Muñoz said he and his wife had always planned to open a fast-casual restaurant. The food truck has been their two-year test run, giving them a chance to experiment with menus and develop a following before diving into a brick-and-mortar operation.
“We’re ready for that next step. We’re really excited,” Muñoz said, noting that his catering and food-truck business has blossomed in the past year. “We got to work out all the bugs and kinks with menus and catering. Now we are really confident because we have a menu that works and a following with people who enjoyed our food.”
Muñoz will continue to use the food truck for private parties and catering gigs.
Visit seiscurbside.com to learn more about Seis Kitchen.
Pueblo Vida Brewing
to open downtown
A new resource for locally crafted beer should be open downtown by late spring.
A liquor-license application was submitted last week for the Pueblo Vida Brewing Co., 115 E. Broadway.

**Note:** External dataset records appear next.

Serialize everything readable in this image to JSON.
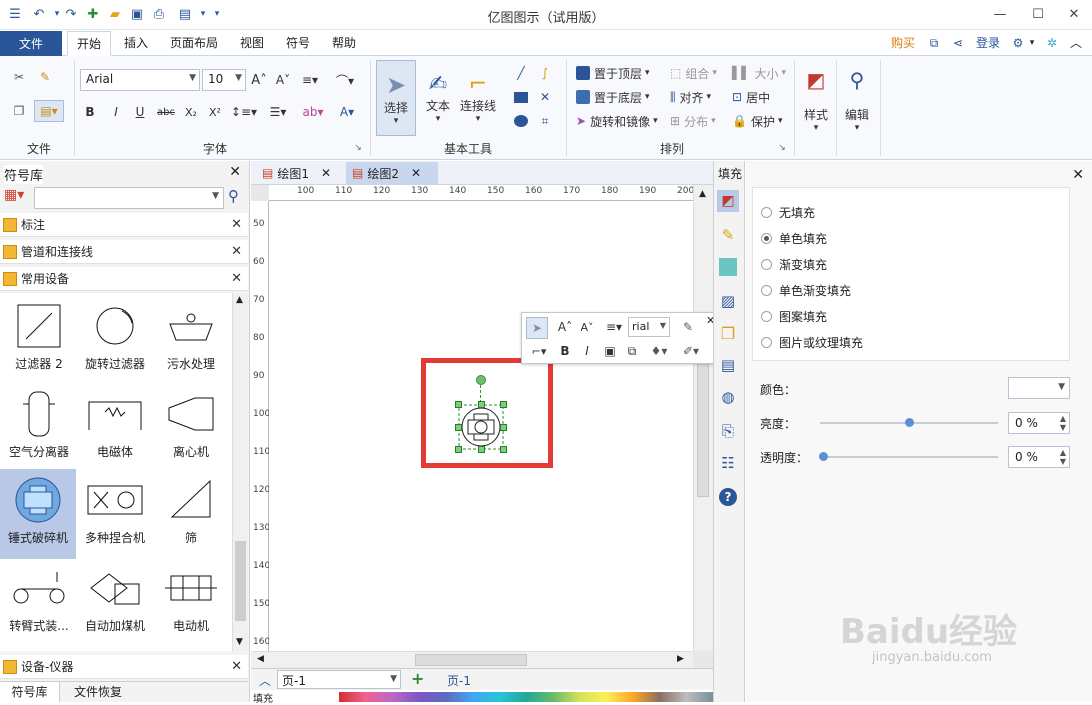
{
  "app": {
    "title": "亿图图示（试用版）"
  },
  "menu": {
    "file": "文件",
    "tabs": [
      "开始",
      "插入",
      "页面布局",
      "视图",
      "符号",
      "帮助"
    ],
    "buy": "购买",
    "login": "登录"
  },
  "ribbon": {
    "groups": {
      "file": "文件",
      "font": "字体",
      "basic_tools": "基本工具",
      "arrange": "排列"
    },
    "font_name": "Arial",
    "font_size": "10",
    "tools": {
      "select": "选择",
      "text": "文本",
      "connector": "连接线"
    },
    "arrange": {
      "bring_front": "置于顶层",
      "send_back": "置于底层",
      "rotate_mirror": "旋转和镜像",
      "group": "组合",
      "align": "对齐",
      "distribute": "分布",
      "size": "大小",
      "center": "居中",
      "protect": "保护"
    },
    "style": "样式",
    "edit": "编辑"
  },
  "library": {
    "title": "符号库",
    "search_placeholder": "",
    "categories": [
      "标注",
      "管道和连接线",
      "常用设备"
    ],
    "symbols": [
      "过滤器 2",
      "旋转过滤器",
      "污水处理",
      "空气分离器",
      "电磁体",
      "离心机",
      "锤式破碎机",
      "多种捏合机",
      "筛",
      "转臂式装...",
      "自动加煤机",
      "电动机"
    ],
    "bottom_category": "设备-仪器",
    "bottom_tabs": [
      "符号库",
      "文件恢复"
    ]
  },
  "doc_tabs": [
    "绘图1",
    "绘图2"
  ],
  "ruler": {
    "h": [
      "100",
      "110",
      "120",
      "130",
      "140",
      "150",
      "160",
      "170",
      "180",
      "190",
      "200"
    ],
    "v": [
      "50",
      "60",
      "70",
      "80",
      "90",
      "100",
      "110",
      "120",
      "130",
      "140",
      "150",
      "160"
    ]
  },
  "mini_toolbar": {
    "font": "rial"
  },
  "pages": {
    "current": "页-1",
    "tab": "页-1",
    "fill_label": "填充"
  },
  "fill_panel": {
    "title": "填充",
    "options": [
      "无填充",
      "单色填充",
      "渐变填充",
      "单色渐变填充",
      "图案填充",
      "图片或纹理填充"
    ],
    "selected": "单色填充",
    "color_label": "颜色：",
    "brightness_label": "亮度：",
    "brightness_value": "0 %",
    "brightness_level": 0.5,
    "transparency_label": "透明度：",
    "transparency_value": "0 %",
    "transparency_level": 0
  },
  "colors": {
    "accent": "#2a5699",
    "highlight": "#e53935",
    "selection": "#b8c8e6"
  },
  "watermark": {
    "text": "Baidu经验",
    "url": "jingyan.baidu.com"
  }
}
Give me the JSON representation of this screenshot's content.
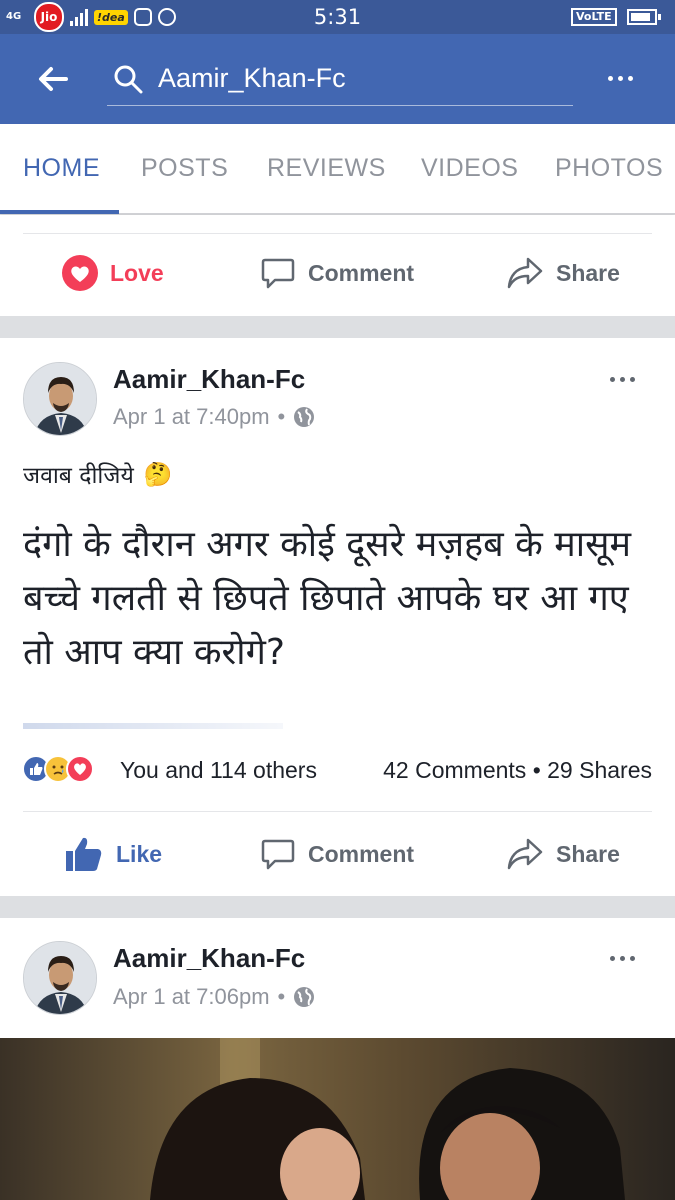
{
  "status_bar": {
    "network_type": "4G",
    "carrier_1": "Jio",
    "carrier_2": "!dea",
    "time": "5:31",
    "volte": "VoLTE",
    "icons": [
      "jio-logo-icon",
      "signal-icon",
      "idea-logo-icon",
      "instagram-icon",
      "whatsapp-icon",
      "battery-icon"
    ],
    "battery_level": 0.85
  },
  "app_bar": {
    "search_text": "Aamir_Khan-Fc",
    "icons": [
      "back-arrow-icon",
      "search-icon",
      "more-icon"
    ],
    "color": "#4267b2"
  },
  "tabs": [
    {
      "label": "HOME",
      "active": true
    },
    {
      "label": "POSTS",
      "active": false
    },
    {
      "label": "REVIEWS",
      "active": false
    },
    {
      "label": "VIDEOS",
      "active": false
    },
    {
      "label": "PHOTOS",
      "active": false
    }
  ],
  "prev_post_actions": {
    "love_label": "Love",
    "comment_label": "Comment",
    "share_label": "Share",
    "love_color": "#f33e58"
  },
  "post1": {
    "author": "Aamir_Khan-Fc",
    "time": "Apr 1 at 7:40pm",
    "separator": "•",
    "caption": "जवाब दीजिये",
    "caption_emoji": "🤔",
    "body": "दंगो के दौरान अगर कोई दूसरे मज़हब के मासूम बच्चे गलती से छिपते छिपाते आपके घर आ गए तो आप क्या करोगे?",
    "reactions_text": "You and 114 others",
    "counts_text": "42 Comments • 29 Shares",
    "like_label": "Like",
    "comment_label": "Comment",
    "share_label": "Share",
    "like_color": "#4267b2"
  },
  "post2": {
    "author": "Aamir_Khan-Fc",
    "time": "Apr 1 at 7:06pm",
    "separator": "•"
  }
}
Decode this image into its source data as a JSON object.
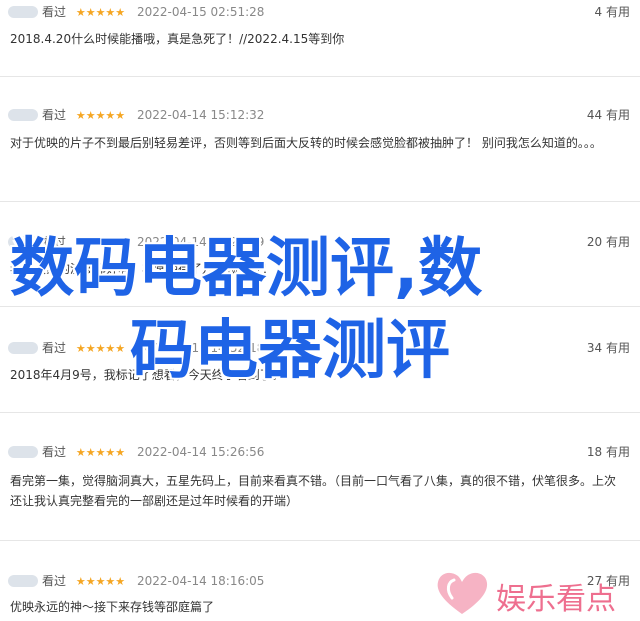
{
  "reviews": [
    {
      "user": "看过",
      "stars": "★★★★★",
      "time": "2022-04-15 02:51:28",
      "useful": "4 有用",
      "text": "2018.4.20什么时候能播哦，真是急死了！//2022.4.15等到你"
    },
    {
      "user": "看过",
      "stars": "★★★★★",
      "time": "2022-04-14 15:12:32",
      "useful": "44 有用",
      "text": "对于优映的片子不到最后别轻易差评，否则等到后面大反转的时候会感觉脸都被抽肿了！ 别问我怎么知道的。。。"
    },
    {
      "user": "看过",
      "stars": "★★★★★",
      "time": "2022-04-14 14:23:09",
      "useful": "20 有用",
      "text": "我，大家的演技都好啊，非常期待了儿子预告片！"
    },
    {
      "user": "看过",
      "stars": "★★★★★",
      "time": "2022-04-14 14:52:18",
      "useful": "34 有用",
      "text": "2018年4月9号，我标记了想看，今天终于看到了。"
    },
    {
      "user": "看过",
      "stars": "★★★★★",
      "time": "2022-04-14 15:26:56",
      "useful": "18 有用",
      "text": "看完第一集，觉得脑洞真大，五星先码上，目前来看真不错。（目前一口气看了八集，真的很不错，伏笔很多。上次还让我认真完整看完的一部剧还是过年时候看的开端）"
    },
    {
      "user": "看过",
      "stars": "★★★★★",
      "time": "2022-04-14 18:16:05",
      "useful": "27 有用",
      "text": "优映永远的神～接下来存钱等邵庭篇了"
    }
  ],
  "watermark": {
    "line1": "数码电器测评,数",
    "line2": "码电器测评"
  },
  "logo": {
    "text": "娱乐看点"
  },
  "colors": {
    "star": "#f5a623",
    "watermark": "#1e63e6",
    "logo": "#ee6f8f"
  }
}
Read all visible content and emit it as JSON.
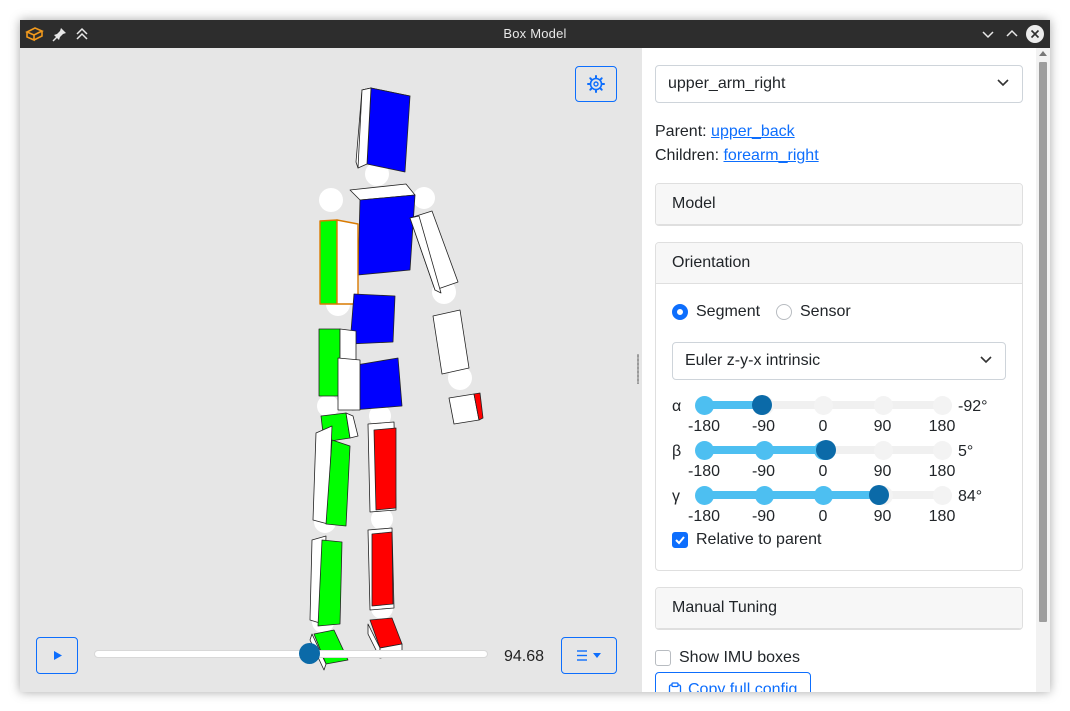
{
  "window": {
    "title": "Box Model"
  },
  "viewport": {
    "time_value": "94.68",
    "time_fraction": 0.545
  },
  "panel": {
    "segment_select": "upper_arm_right",
    "parent_label": "Parent:",
    "parent_link": "upper_back",
    "children_label": "Children:",
    "children_link": "forearm_right",
    "model_header": "Model",
    "orientation_header": "Orientation",
    "radio_segment": "Segment",
    "radio_sensor": "Sensor",
    "euler_select": "Euler z-y-x intrinsic",
    "tick_labels": [
      "-180",
      "-90",
      "0",
      "90",
      "180"
    ],
    "sliders": [
      {
        "symbol": "α",
        "value_label": "-92°",
        "value": -92
      },
      {
        "symbol": "β",
        "value_label": "5°",
        "value": 5
      },
      {
        "symbol": "γ",
        "value_label": "84°",
        "value": 84
      }
    ],
    "relative_label": "Relative to parent",
    "manual_header": "Manual Tuning",
    "show_imu_label": "Show IMU boxes",
    "copy_label": "Copy full config"
  },
  "colors": {
    "accent": "#0d6efd",
    "slider_fill": "#4dbff1",
    "thumb": "#0b6aa8",
    "box_blue": "#0000ff",
    "box_green": "#00ff00",
    "box_red": "#ff0000"
  }
}
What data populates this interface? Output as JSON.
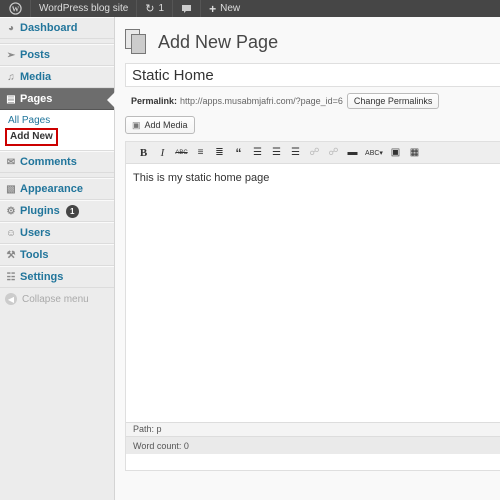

When open, the brewery will operate on a seven-barrel system, offering four flagship and two seasonal beers, according to owner Kyle Jefferson.
“We want to start small and do a downtown location,” Jefferson said. “Then gradually work into starting a bigger production facility a year or two down the road.”
Jefferson was raised in Seattle, but he has relatives in Tucson. He came to the Old Pueblo for the University of Arizona and received a degree in finance in 2009.
After graduation, he spent two years working for Lazy Boy Brewing Co. in Everett, Washington before returning to Arizona.
“It is kind of home down here,” he said. “I went back to Washington to learn from a place that had great breweries. I always had plans to come back.”
The space on Broadway, once home to The Underestimated City clothing shop, is undergoing a complete remodel. In the meantime, the production set-up is being fabricated by a company in Portland and should be done within the next two weeks.
Provided everything goes smoothly, Jefferson said he would like to be up and running by mid-April.
“Every time I see something new open downtown, I get excited,” he said. “Hopefully, we can help keep that momentum going.”
Visit facebook.com/pueblovida to track its progress.
Ten Fifty-Five turns one, throws party
Owners at Ten Fifty-Five Brewing will celebrate its first anniversary on Saturday with a big party and, of course, lots of beer.
The brewery, at 3810 E. 44th St., will be open from noon to 10 p.m. The parking lot area in front of the space will be blocked off for patrons and three food trucks — Serial Grillers, Kadooks! Costa Rican Fusion and Chef’s Kitchen — will be on hand selling eats.
Ten Fifty-Five co-owner Chris Squires said it has been a good first year. The brewery, running on a three-barrel system, has already had to expand its tasting room space to accommodate the high-level of foot traffic.
“We have been very fortunate,” Squires added. “Tucson is definitely thirsty. We are a glad to be a part of that.”
For more information on the brewery and the event, follow Ten Fifty-Five at facebook.com/1055brewing online.